Why is The Rolling Stones’ Sticky Fingers on my best 1,000 albums ever list?
Yeah, when you call my name I salivate like a Pavlov dog.
What does The Rolling Stones’ Sticky Fingers mean to me? What does it make me feel? Why is it exciting or compelling?
In the ongoing debate – and may its end never come – over “The Rolling Stones versus The Beatles,” I am vocally, wildly, and enthusiastically in The Beatles’ camp, forever and ever more. But even so, there’s much in The Rolling Stones’ vast catalog that I like a great deal.
And, as it happens, “Brown Sugar” and “Bitch” off of Sticky Fingers are two of my most favorite Stones songs of all time. I truly believe that the first 30 seconds of “Brown Sugar” are a perfect blast of blues rock, a perfect opening to a classic rock song, and more broadly sets the stage for 1970s rock n’ roll generally. And Mick Jagger has never sounded better. Now, the lyrics on “Brown Sugar” are something else entirely, and I won’t even try to interpret them.
“Bitch” is also another exceptional fusing of blues rock and hard rock, with an all timer of a hook and great backing horns to help give the song depth and heft.
I want to use the word “actually” in what I’m about to state, though I really shouldn’t. There’s… an incredible (even harder) cover of “Bitch” by the Goo Goo Dolls on the (absolutely insanely good) No Alternative compilation album.
Sticky Fingers includes a bunch of slower songs, some focused on the ravages of drug abuse, such as “Sister Morphine.” And some songs even have a country influence. The best of these is “Wild Horses.”
Pop culture stuff that’s somehow related to The Rolling Stones’ Sticky Fingers
One of the ingenious and innovative aspects of The Howard Stern Show was (and, I’m sure, still is) how everybody related to the show and the inner circle of the program became grist for material and show content. Song parodies were also a staple of the show’s comedic output.

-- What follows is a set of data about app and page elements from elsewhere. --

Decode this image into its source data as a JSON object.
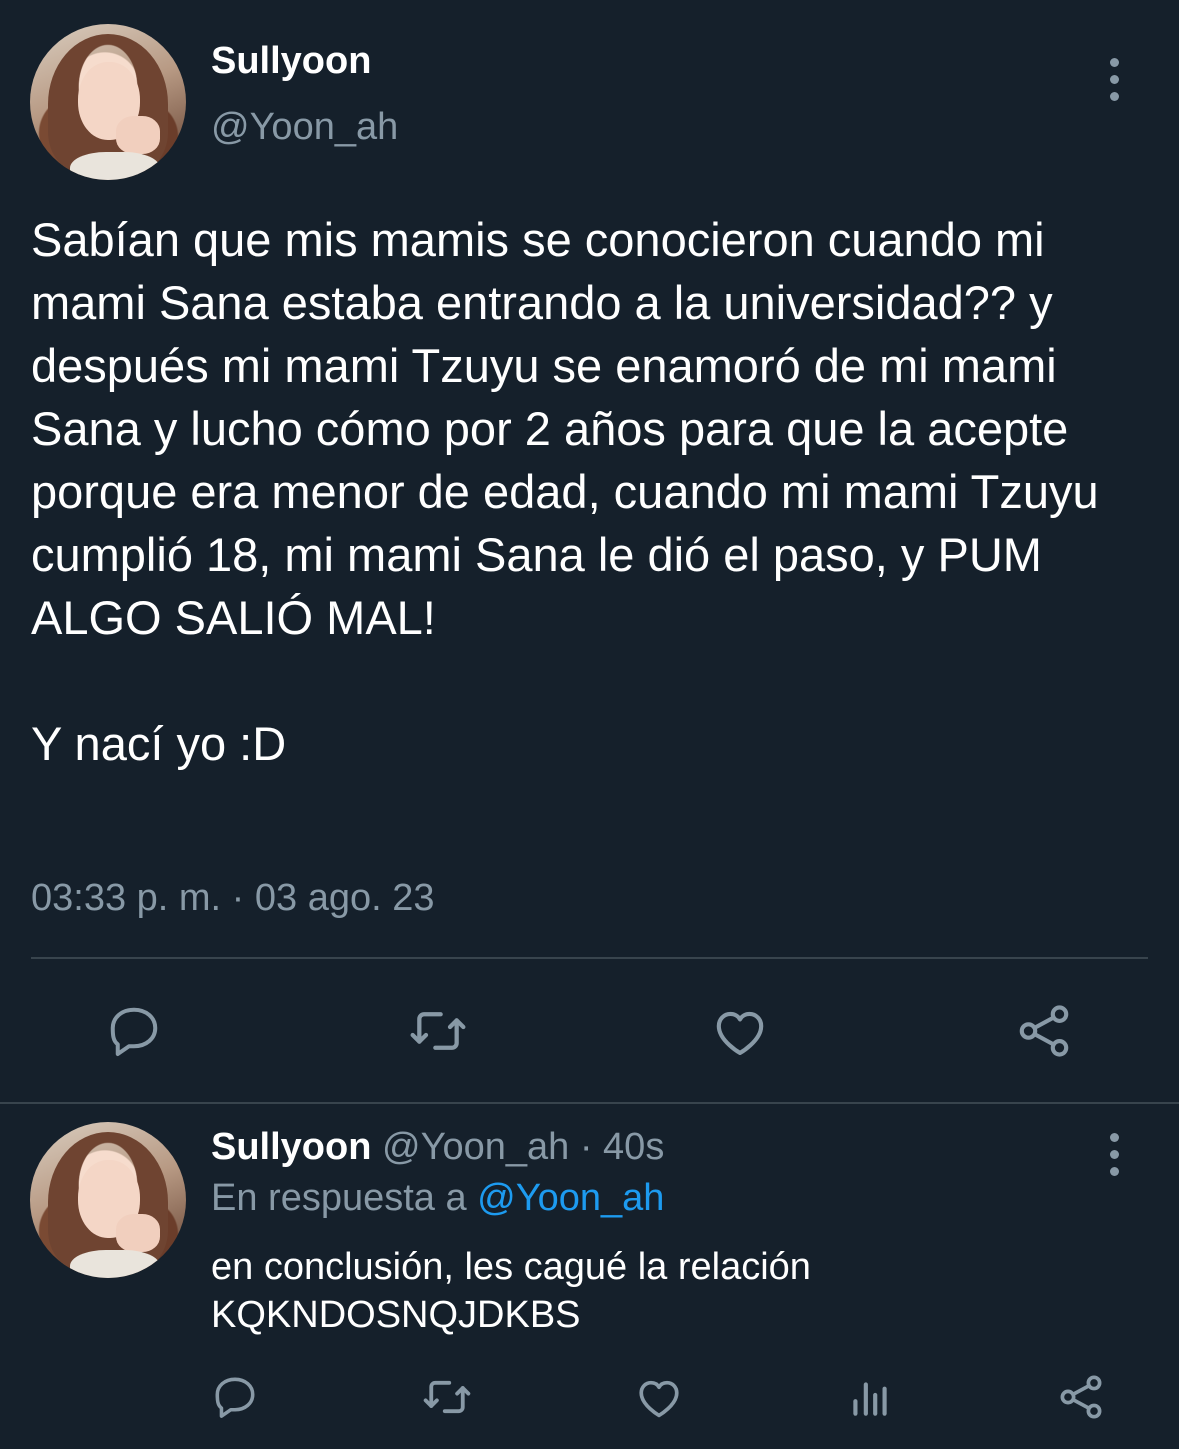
{
  "main_tweet": {
    "author_name": "Sullyoon",
    "author_handle": "@Yoon_ah",
    "text": "Sabían que mis mamis se conocieron cuando mi mami Sana estaba entrando a la universidad?? y después mi mami Tzuyu se enamoró de mi mami Sana y lucho cómo por 2 años para que la acepte porque era menor de edad, cuando mi mami Tzuyu cumplió 18, mi mami Sana le dió el paso, y PUM ALGO SALIÓ MAL!\n\nY nací yo :D",
    "timestamp": "03:33 p. m. · 03 ago. 23",
    "actions": [
      "reply-icon",
      "retweet-icon",
      "like-icon",
      "share-icon"
    ]
  },
  "reply_tweet": {
    "author_name": "Sullyoon",
    "author_handle": "@Yoon_ah",
    "time_sep": "·",
    "age": "40s",
    "replying_to_label": "En respuesta a",
    "replying_to_handle": "@Yoon_ah",
    "text": "en conclusión, les cagué la relación\nKQKNDOSNQJDKBS",
    "actions": [
      "reply-icon",
      "retweet-icon",
      "like-icon",
      "analytics-icon",
      "share-icon"
    ]
  },
  "colors": {
    "background": "#15202b",
    "secondary_text": "#8899a6",
    "divider": "#38444d",
    "mention": "#1d9bf0"
  }
}
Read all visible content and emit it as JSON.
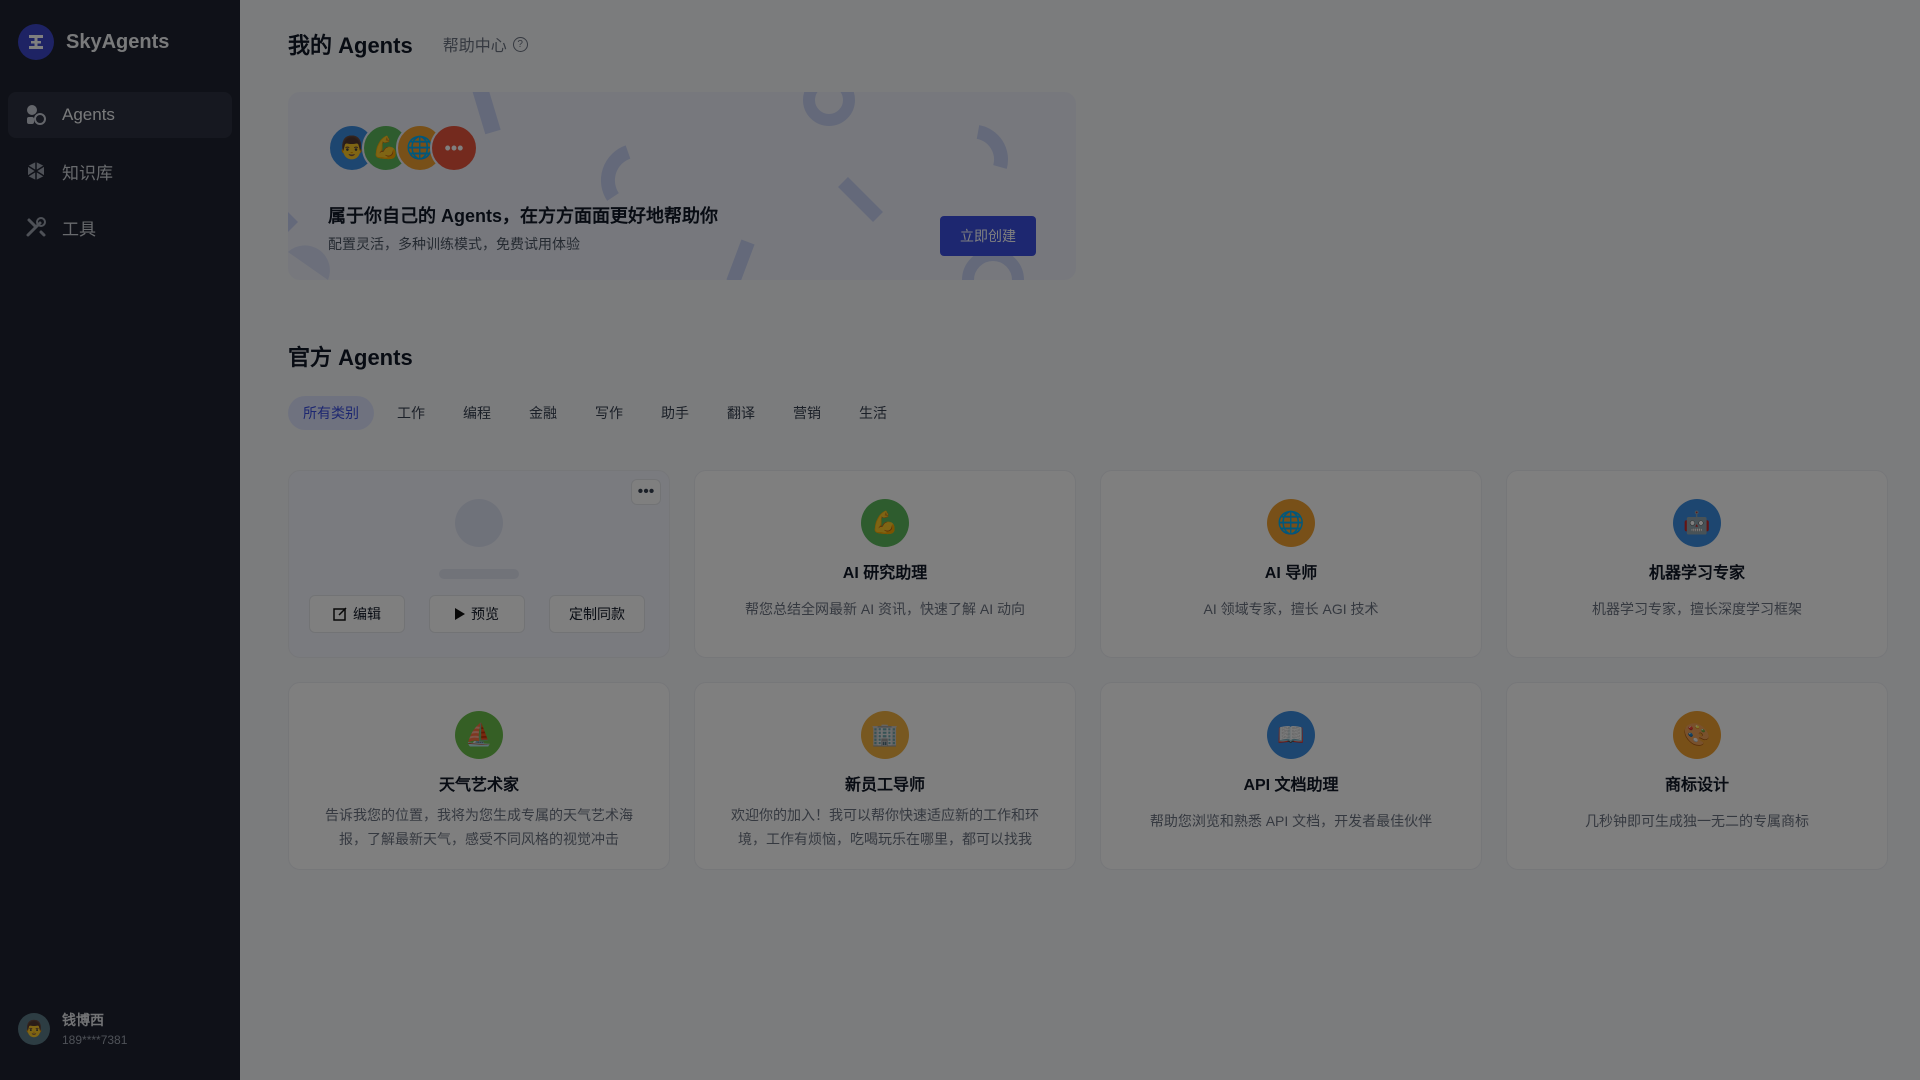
{
  "sidebar": {
    "brand": "SkyAgents",
    "items": [
      {
        "label": "Agents",
        "icon": "agents-icon"
      },
      {
        "label": "知识库",
        "icon": "knowledge-icon"
      },
      {
        "label": "工具",
        "icon": "tools-icon"
      }
    ],
    "user": {
      "name": "钱博西",
      "phone": "189****7381"
    }
  },
  "header": {
    "title": "我的 Agents",
    "help": "帮助中心"
  },
  "banner": {
    "title": "属于你自己的 Agents，在方方面面更好地帮助你",
    "subtitle": "配置灵活，多种训练模式，免费试用体验",
    "button": "立即创建"
  },
  "official": {
    "title": "官方 Agents",
    "tabs": [
      "所有类别",
      "工作",
      "编程",
      "金融",
      "写作",
      "助手",
      "翻译",
      "营销",
      "生活"
    ],
    "active_tab": "所有类别",
    "hover_card": {
      "edit": "编辑",
      "preview": "预览",
      "clone": "定制同款"
    },
    "cards": [
      {
        "title": "AI 研究助理",
        "desc": "帮您总结全网最新 AI 资讯，快速了解 AI 动向",
        "icon": "💪",
        "color": "#5cb85c"
      },
      {
        "title": "AI 导师",
        "desc": "AI 领域专家，擅长 AGI 技术",
        "icon": "🌐",
        "color": "#f0a030"
      },
      {
        "title": "机器学习专家",
        "desc": "机器学习专家，擅长深度学习框架",
        "icon": "🤖",
        "color": "#3b8ce0"
      },
      {
        "title": "天气艺术家",
        "desc": "告诉我您的位置，我将为您生成专属的天气艺术海报，了解最新天气，感受不同风格的视觉冲击",
        "icon": "⛵",
        "color": "#6bbf4a"
      },
      {
        "title": "新员工导师",
        "desc": "欢迎你的加入！我可以帮你快速适应新的工作和环境，工作有烦恼，吃喝玩乐在哪里，都可以找我",
        "icon": "🏢",
        "color": "#f0b040"
      },
      {
        "title": "API 文档助理",
        "desc": "帮助您浏览和熟悉 API 文档，开发者最佳伙伴",
        "icon": "📖",
        "color": "#3b8ce0"
      },
      {
        "title": "商标设计",
        "desc": "几秒钟即可生成独一无二的专属商标",
        "icon": "🎨",
        "color": "#f0a030"
      }
    ]
  }
}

Put those two things together, and one of the more memorable Stern Show bits I recall howling with laughter at while either driving around Long Island or commuting to Manhattan from Astoria, Queens involves The Rolling Stones’ “Brown Sugar.” But put through the Stern Show world view, it becomes “Brown Fingers,” paying homage to Scott the Engineer’s (long a show punching bag caricatured as a persnickety, bumbling audio engineer) smoking habit.
Some stats & info about The Rolling Stones – Sticky Fingers
- What kind of musical stylings does this album represent? Rock Music, Hard Rock, Album Rock, British Bands, Blues Rock
- Rolling Stone’s greatest 500 albums ranking – #104
- All Music’s rating – 5 out of 5 stars
- When was Sticky Fingers released? 1971
- My ranking, the one you’re reading right now – #690 out of 1,000
The Rolling Stones’ Sticky Fingers on Spotify
What does the “best 1,000 albums ever” mean and why are you doing this?
Yeah, I know it’s audacious, a little crazy (okay, maybe a lot cray cray), bordering on criminal nerdery.
But here’s what it’s NOT: a definitive list of the Greatest Albums of All-Time. This is 100% my own personal super biased, incredibly subjective review of what my top 1,000 albums are, ranked in painstaking order over the course of doing research for nearly a year, Rob from High Fidelity style. Find out more about why I embarked on a best 1,000 albums ever project.